It's always smart,
and sometimes required, that you show your work to others before
it's finalized. They can catch mistakes your eyes have missed. They
can come up with brilliant ideas you haven't thought of yet. But
there is also a big danger in soliciting the opinions of others,
especially if they have no expertise in website design. They might
want you to make changes that cause your mouse to go, "Eek!"
if you're working on someone else's website, their word is final,
even if you don't like it. ("Eek, grrrr!") Sometimes
you can convince your employers of a better way to do it, and
sometimes they won't see past their own fixations.
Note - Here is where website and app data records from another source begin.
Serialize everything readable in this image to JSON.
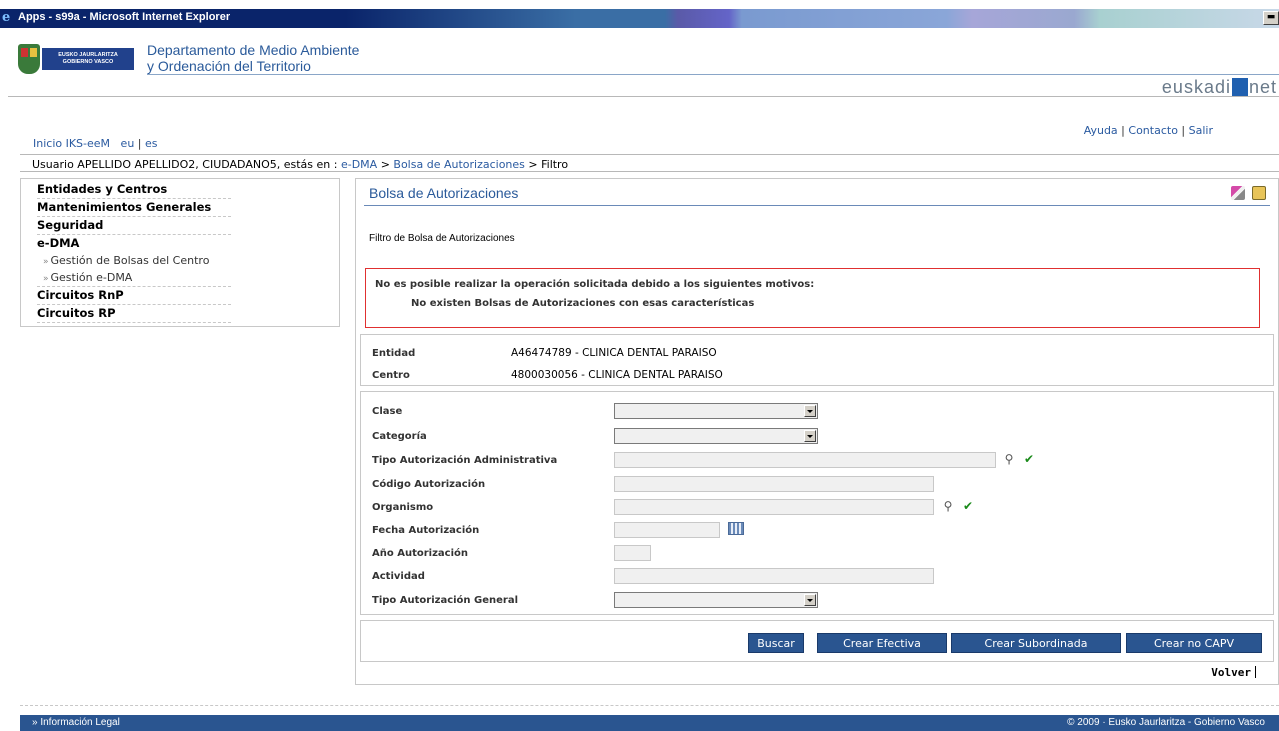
{
  "window": {
    "title": "Apps - s99a - Microsoft Internet Explorer",
    "min_label": "▬"
  },
  "header": {
    "logo_text": "EUSKO JAURLARITZA\nGOBIERNO VASCO",
    "dept_line1": "Departamento de Medio Ambiente",
    "dept_line2": "y Ordenación del Territorio",
    "brand_pre": "euskadi",
    "brand_post": "net"
  },
  "topnav": {
    "home": "Inicio IKS-eeM",
    "lang_eu": "eu",
    "sep": "|",
    "lang_es": "es"
  },
  "toplinks": {
    "ayuda": "Ayuda",
    "contacto": "Contacto",
    "salir": "Salir",
    "sep": "|"
  },
  "userline": {
    "prefix": "Usuario APELLIDO APELLIDO2, CIUDADANO5, estás en :",
    "crumb1": "e-DMA",
    "sep": ">",
    "crumb2": "Bolsa de Autorizaciones",
    "crumb3": "Filtro"
  },
  "sidebar": {
    "items": [
      {
        "label": "Entidades y Centros"
      },
      {
        "label": "Mantenimientos Generales"
      },
      {
        "label": "Seguridad"
      },
      {
        "label": "e-DMA"
      }
    ],
    "subitems": [
      {
        "label": "Gestión de Bolsas del Centro"
      },
      {
        "label": "Gestión e-DMA"
      }
    ],
    "items2": [
      {
        "label": "Circuitos RnP"
      },
      {
        "label": "Circuitos RP"
      }
    ]
  },
  "main": {
    "title": "Bolsa de Autorizaciones",
    "subtitle": "Filtro de Bolsa de Autorizaciones",
    "error_title": "No es posible realizar la operación solicitada debido a los siguientes motivos:",
    "error_reason": "No existen Bolsas de Autorizaciones con esas características",
    "entidad_label": "Entidad",
    "entidad_value": "A46474789 - CLINICA DENTAL PARAISO",
    "centro_label": "Centro",
    "centro_value": "4800030056 - CLINICA DENTAL PARAISO",
    "form": {
      "clase": "Clase",
      "categoria": "Categoría",
      "tipo_admin": "Tipo Autorización Administrativa",
      "codigo": "Código Autorización",
      "organismo": "Organismo",
      "fecha": "Fecha Autorización",
      "anio": "Año Autorización",
      "actividad": "Actividad",
      "tipo_general": "Tipo Autorización General"
    },
    "buttons": {
      "buscar": "Buscar",
      "crear_efectiva": "Crear Efectiva",
      "crear_subordinada": "Crear Subordinada",
      "crear_no_capv": "Crear no CAPV"
    },
    "volver": "Volver"
  },
  "footer": {
    "legal": "» Información Legal",
    "copyright": "© 2009 · Eusko Jaurlaritza - Gobierno Vasco"
  }
}
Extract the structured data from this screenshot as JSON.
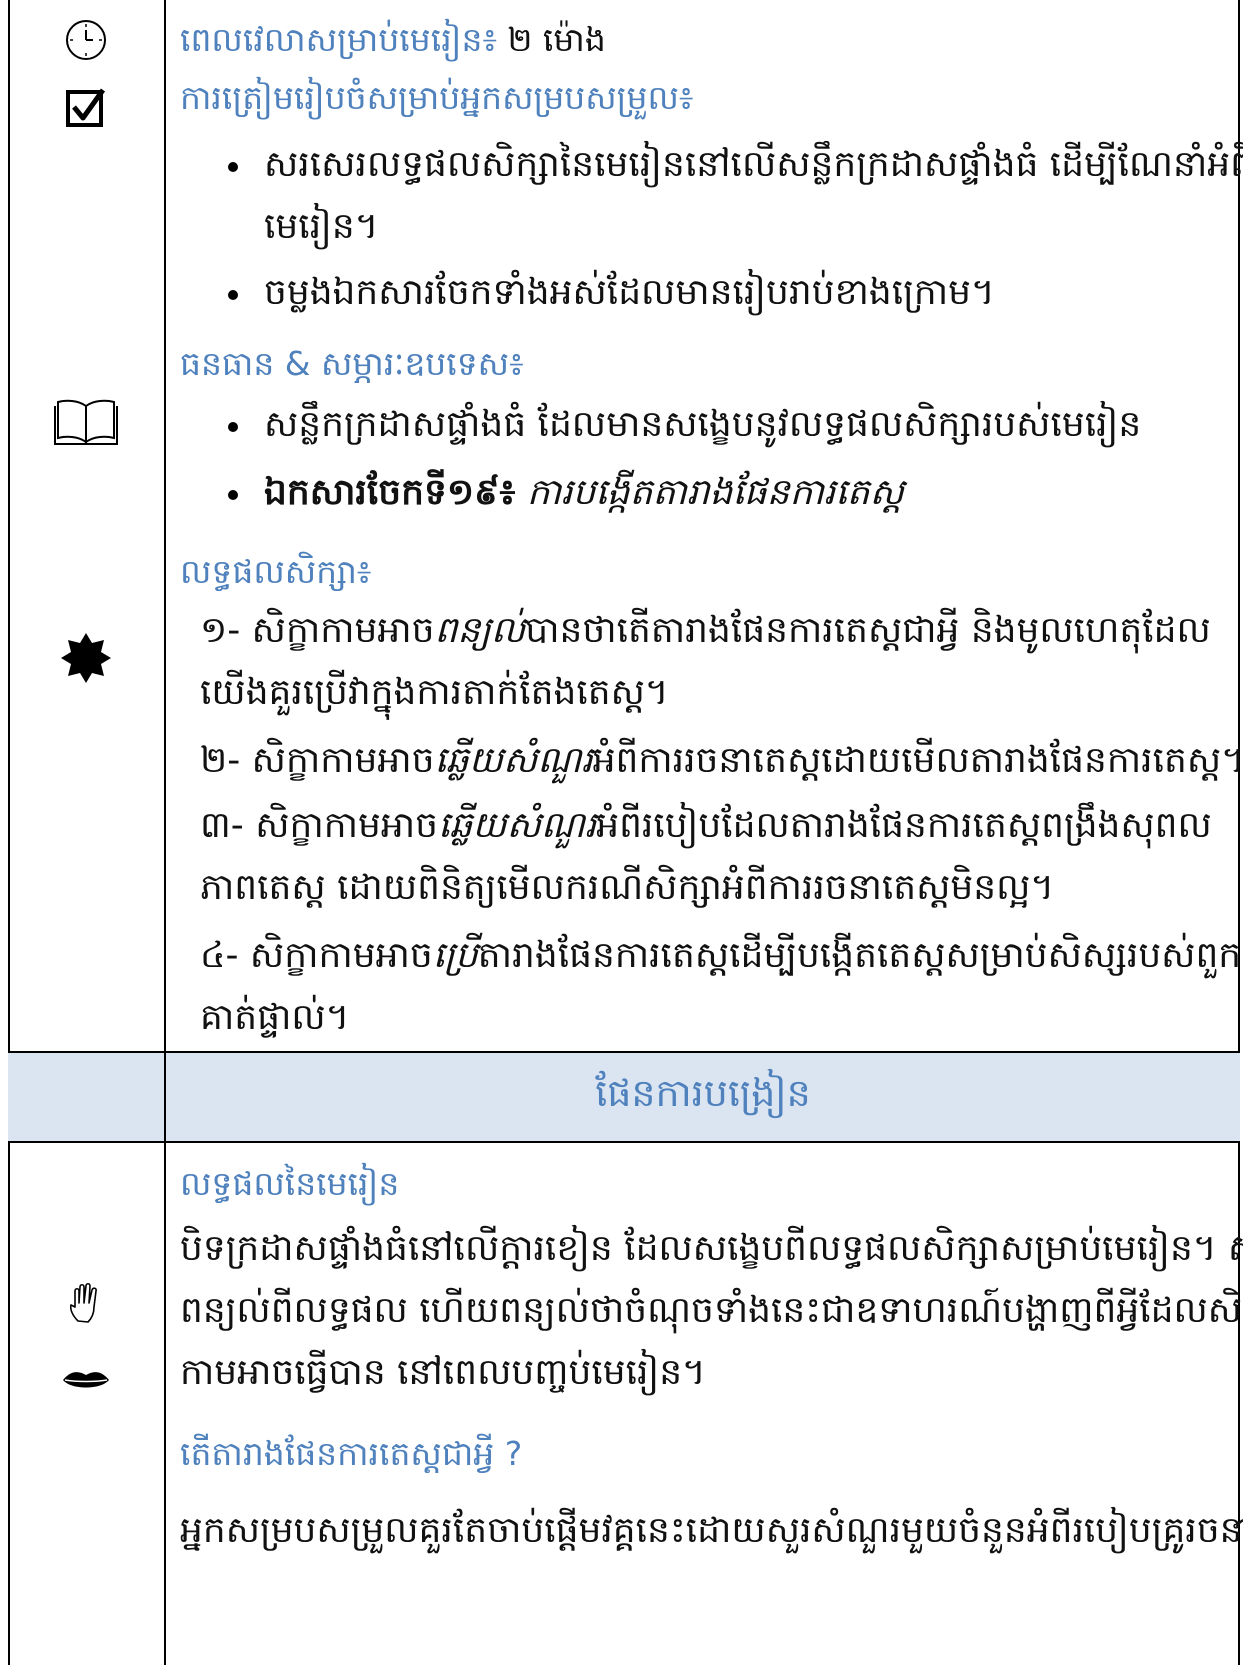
{
  "time": {
    "label": "ពេលវេលាសម្រាប់មេរៀន៖",
    "value": "២ ម៉ោង"
  },
  "preparation": {
    "heading": "ការត្រៀមរៀបចំសម្រាប់អ្នកសម្របសម្រួល៖",
    "bullets": [
      {
        "line1": "សរសេរលទ្ធផលសិក្សានៃមេរៀននៅលើសន្លឹកក្រដាសផ្ទាំងធំ ដើម្បីណែនាំអំពី",
        "line2": "មេរៀន។"
      },
      {
        "line1": "ចម្លងឯកសារចែកទាំងអស់ដែលមានរៀបរាប់ខាងក្រោម។"
      }
    ]
  },
  "resources": {
    "heading": "ធនធាន & សម្ភារៈឧបទេស៖",
    "bullet1": "សន្លឹកក្រដាសផ្ទាំងធំ  ដែលមានសង្ខេបនូវលទ្ធផលសិក្សារបស់មេរៀន",
    "bullet2_bold": "ឯកសារចែកទី១៩៖",
    "bullet2_italic": "ការបង្កើតតារាងផែនការតេស្ត"
  },
  "outcomes": {
    "heading": "លទ្ធផលសិក្សា៖",
    "items": [
      {
        "prefix": "១- សិក្ខាកាមអាច",
        "verb": "ពន្យល់",
        "rest": "បានថាតើតារាងផែនការតេស្តជាអ្វី និងមូលហេតុដែល",
        "line2": "យើងគួរប្រើវាក្នុងការតាក់តែងតេស្ត។"
      },
      {
        "prefix": "២- សិក្ខាកាមអាច",
        "verb": "ឆ្លើយសំណួរ",
        "rest": "អំពីការរចនាតេស្តដោយមើលតារាងផែនការតេស្ត។"
      },
      {
        "prefix": "៣- សិក្ខាកាមអាច",
        "verb": "ឆ្លើយសំណួរ",
        "rest": "អំពីរបៀបដែលតារាងផែនការតេស្តពង្រឹងសុពល",
        "line2": "ភាពតេស្ត ដោយពិនិត្យមើលករណីសិក្សាអំពីការរចនាតេស្តមិនល្អ។"
      },
      {
        "prefix": "៤- សិក្ខាកាមអាច",
        "verb": "ប្រើ",
        "rest": "តារាងផែនការតេស្តដើម្បីបង្កើតតេស្តសម្រាប់សិស្សរបស់ពួក",
        "line2": "គាត់ផ្ទាល់។"
      }
    ]
  },
  "band": {
    "title": "ផែនការបង្រៀន"
  },
  "lesson_outcomes": {
    "heading": "លទ្ធផលនៃមេរៀន",
    "line1": "បិទក្រដាសផ្ទាំងធំនៅលើក្តារខៀន ដែលសង្ខេបពីលទ្ធផលសិក្សាសម្រាប់មេរៀន។ សូម",
    "line2": "ពន្យល់ពីលទ្ធផល ហើយពន្យល់ថាចំណុចទាំងនេះជាឧទាហរណ៍បង្ហាញពីអ្វីដែលសិក្ខា",
    "line3": "កាមអាចធ្វើបាន នៅពេលបញ្ចប់មេរៀន។"
  },
  "what_is": {
    "heading": "តើតារាងផែនការតេស្តជាអ្វី ?",
    "line1": "អ្នកសម្របសម្រួលគួរតែចាប់ផ្តើមវគ្គនេះដោយសួរសំណួរមួយចំនួនអំពីរបៀបគ្រូរចនា"
  },
  "icons": {
    "clock": "clock-icon",
    "checkbox": "checkbox-icon",
    "book": "book-icon",
    "star": "star-burst-icon",
    "hand": "hand-icon",
    "lips": "lips-icon"
  }
}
That's life
as a web-servant. But if you have any say in the matter, here
are a few things to keep in mind:
this tutorial as a printable Word Document.
an online survey (using forms) for visitors to fill out and submit
to you. Ask them to rate the site, list favorite pages, and suggest
what they'd like to see added. Ask why they came to this site,
and request other information (such as age, income, gender, marital
status, etc.) that helps you find out what kind of person uses
your site, why, and how often they visit.
someone to be your proof-reader. Even after you've used a spell-checker
and you've read the text a thousand times, you've probably missed
something ~ precisely because you've read it a thousand
a soul-mate ~ another Web designer who has the same skills (or
better) as you do. Develop a relationship (even if only
by email). We all are alone behind these computer screens, so
we need to reach out and seek each others' expertise and camaraderie.